During the last two decades, each military crisis between India and Pakistan has been followed by attempts at diplomatic rapprochement, which have turned out to be fiascos. The two countries go through sporadic peacemaking efforts, characterized by negotiations. For instance, in January 2004, the then Indian Prime Minister, Atal Behari Vajpayee, and the then Pakistani President, General Pervez Musharraf, agreed “to the resumption of a composite dialogue” on all issues “including Jammu and Kashmir, to the satisfaction of both sides.” Musharraf assured the Indian government that he would not permit “any territory under Pakistan’s control to be used to support terrorism in any manner” (“Text of PM, Musharraf Statement,” The Hindu, 6 January 2004). But this joint statement could not mitigate the existing skepticism.
Despite international pressure, the India–Pakistan crisis has not been defused; on the contrary, it is highly volatile. Given their interests in South Asia, Russia and China express, every once in a while, their concern about the brinksmanship between the two countries. In order to facilitate a rapprochement, President Vladimir Putin of Russia offered to play the role of mediator between then Indian Prime Minister Vajpayee and then Pakistani President Musharraf at the scheduled regional summit conference in Almaty, Kazakhistan. Both Putin and the then Chinese President, Jiang Zemin, held talks with Vajpayee and Musharraf in order to create a space for political negotiations. But the two heads of government continued to remain aloof and uncompromisingly condemned each other’s belligerence. The one positive outcome of the summit talks, however, was the proposal of the Indian government for joint patrolling of the Line of Control (LOC) by Indian and Pakistani forces. But the Pakistani government was quick to reject this proposal and expressed the requirement for building a third-party force instead. Subsequently, the lethal and hitherto readily adopted practice of maneuvering a dangerous situation to the limits of tolerance mellowed, due to Vajpayee’s and Musharraf’s judicious approach to nuclear warfare. But the simmering grievances between India and Pakistan, and the distress of the Kashmiri people remained unredressed.

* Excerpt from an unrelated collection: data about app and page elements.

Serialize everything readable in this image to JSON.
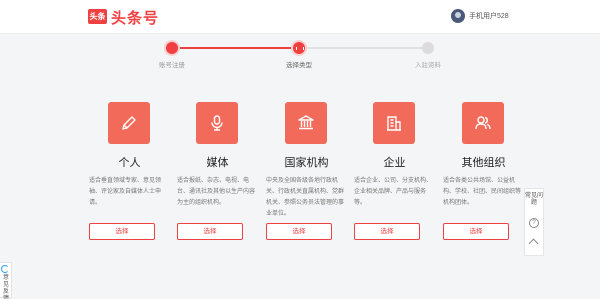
{
  "header": {
    "logo_badge": "头条",
    "logo_text": "头条号",
    "user_name": "手机用户528"
  },
  "steps": [
    {
      "label": "账号注册"
    },
    {
      "label": "选择类型"
    },
    {
      "label": "入驻资料"
    }
  ],
  "cards": [
    {
      "title": "个人",
      "description": "适合垂直领域专家、意见领袖、评论家及自媒体人士申请。",
      "button": "选择",
      "icon": "pencil-icon"
    },
    {
      "title": "媒体",
      "description": "适合报纸、杂志、电视、电台、通讯社及其他以生产内容为主的组织机构。",
      "button": "选择",
      "icon": "microphone-icon"
    },
    {
      "title": "国家机构",
      "description": "中央及全国各级各地行政机关、行政机关直属机构、党群机关、参照公务员法管理的事业单位。",
      "button": "选择",
      "icon": "government-building-icon"
    },
    {
      "title": "企业",
      "description": "适合企业、公司、分支机构、企业相关品牌、产品与服务等。",
      "button": "选择",
      "icon": "building-icon"
    },
    {
      "title": "其他组织",
      "description": "适合各类公共场馆、公益机构、学校、社团、民间组织等机构团体。",
      "button": "选择",
      "icon": "people-icon"
    }
  ],
  "side": {
    "label": "常见问题",
    "help": "?"
  },
  "feedback": {
    "label": "意见反馈"
  },
  "colors": {
    "accent": "#f04142",
    "icon_bg": "#f26a5a"
  }
}
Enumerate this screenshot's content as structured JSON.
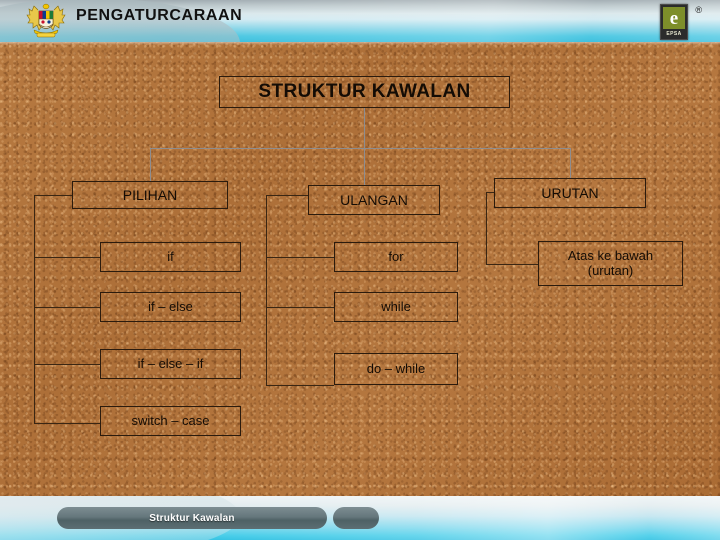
{
  "header": {
    "title": "PENGATURCARAAN",
    "crest_icon": "malaysia-coat-of-arms-icon",
    "logo_icon": "epsa-logo-icon",
    "logo_letter": "e",
    "logo_text": "EPSA",
    "registered_mark": "®"
  },
  "footer": {
    "label": "Struktur Kawalan"
  },
  "diagram": {
    "title": "STRUKTUR KAWALAN",
    "categories": [
      {
        "label": "PILIHAN"
      },
      {
        "label": "ULANGAN"
      },
      {
        "label": "URUTAN"
      }
    ],
    "pilihan_items": [
      {
        "label": "if"
      },
      {
        "label": "if – else"
      },
      {
        "label": "if – else – if"
      },
      {
        "label": "switch – case"
      }
    ],
    "ulangan_items": [
      {
        "label": "for"
      },
      {
        "label": "while"
      },
      {
        "label": "do – while"
      }
    ],
    "urutan_items": [
      {
        "label": "Atas ke bawah\n(urutan)",
        "line1": "Atas ke bawah",
        "line2": "(urutan)"
      }
    ]
  },
  "colors": {
    "background_brown": "#b0733c",
    "header_cyan": "#3cc3e0",
    "box_border": "#2b1b0d",
    "text_dark": "#140c05",
    "connector_light": "#8d8d90",
    "footer_pill": "#65777c",
    "logo_green": "#7d8e2a"
  }
}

A dozen or more summit conferences have been held between the government heads of India and Pakistan toward the resolution of the Kashmir problem, from Nehru-Liaquat to Vajpayee-Musharaf meetings, laced in between with Soviet-American interventions, and a series of meetings between foreign ministers Swaran Singh and Zulfikar Ali Bhutto, but nothing worth reporting was ever achieved, primarily because the people of J & K were never made a part of these parleys. Without the ability to think beyond UN resolutions, which could entail the creation of an autonomous, semi-sovereign Jammu and Kashmir, with the restoration of internal autonomy as a beginning, the notion of “Kashmir as the core issue between India and Pakistan” will remain an abstraction.